◆ Work to complete ◆
In the entries below, the word "Overide" appears on some lines. Copy each of those lines.

◆ Records shown ◆
===

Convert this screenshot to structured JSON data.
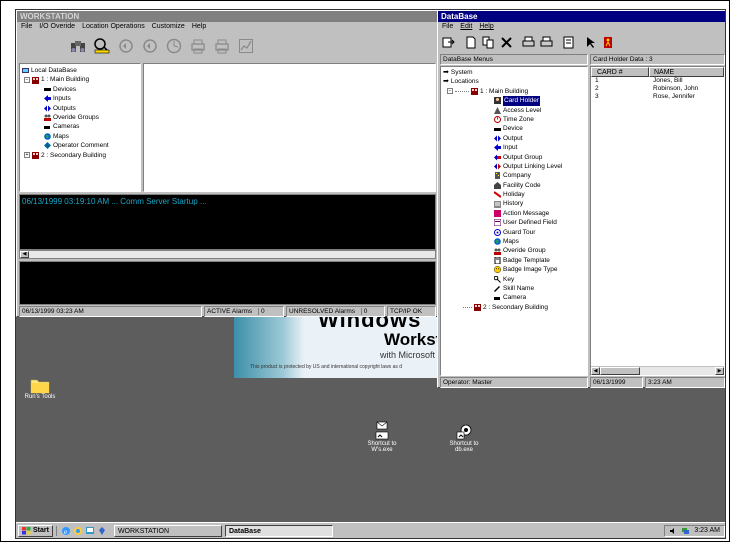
{
  "workstation": {
    "title": "WORKSTATION",
    "menu": [
      "File",
      "I/O Overide",
      "Location Operations",
      "Customize",
      "Help"
    ],
    "tree": {
      "root": "Local DataBase",
      "building1": "1 : Main Building",
      "items": [
        "Devices",
        "Inputs",
        "Outputs",
        "Overide Groups",
        "Cameras",
        "Maps",
        "Operator Comment"
      ],
      "building2": "2 : Secondary Building"
    },
    "log_line": "06/13/1999 03:19:10 AM ... Comm Server Startup ...",
    "status": {
      "datetime": "06/13/1999 03:23 AM",
      "active_label": "ACTIVE Alarms",
      "active_value": "0",
      "unresolved_label": "UNRESOLVED Alarms",
      "unresolved_value": "0",
      "tcpip": "TCP/IP OK"
    }
  },
  "splash": {
    "windows_word": "Windows",
    "workstation_word": "Workstat",
    "with_ms": "with Microsoft I",
    "copyright": "This product is protected by US and international copyright laws as d"
  },
  "database": {
    "title": "DataBase",
    "menu": [
      "File",
      "Edit",
      "Help"
    ],
    "menus_header": "DataBase Menus",
    "data_header": "Card Holder Data : 3",
    "tree_top": [
      "System",
      "Locations"
    ],
    "building1": "1 : Main Building",
    "items": [
      "Card Holder",
      "Access Level",
      "Time Zone",
      "Device",
      "Output",
      "Input",
      "Output Group",
      "Output Linking Level",
      "Company",
      "Facility Code",
      "Holiday",
      "History",
      "Action Message",
      "User Defined Field",
      "Guard Tour",
      "Maps",
      "Overide Group",
      "Badge Template",
      "Badge Image Type",
      "Key",
      "Skill Name",
      "Camera"
    ],
    "building2": "2 : Secondary Building",
    "columns": [
      "CARD #",
      "NAME"
    ],
    "rows": [
      {
        "card": "1",
        "name": "Jones, Bill"
      },
      {
        "card": "2",
        "name": "Robinson, John"
      },
      {
        "card": "3",
        "name": "Rose, Jennifer"
      }
    ],
    "status": {
      "operator": "Operator:  Master",
      "date": "06/13/1999",
      "time": "3:23 AM"
    }
  },
  "desktop": {
    "folder_label": "Run's Tools",
    "shortcut1": [
      "Shortcut to",
      "W's.exe"
    ],
    "shortcut2": [
      "Shortcut to",
      "db.exe"
    ]
  },
  "taskbar": {
    "start": "Start",
    "tasks": [
      "WORKSTATION",
      "DataBase"
    ],
    "clock": "3:23 AM"
  }
}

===

◆ Response to the task ◆
      "I/O Overide",
        "Overide Groups",
      "Overide Group",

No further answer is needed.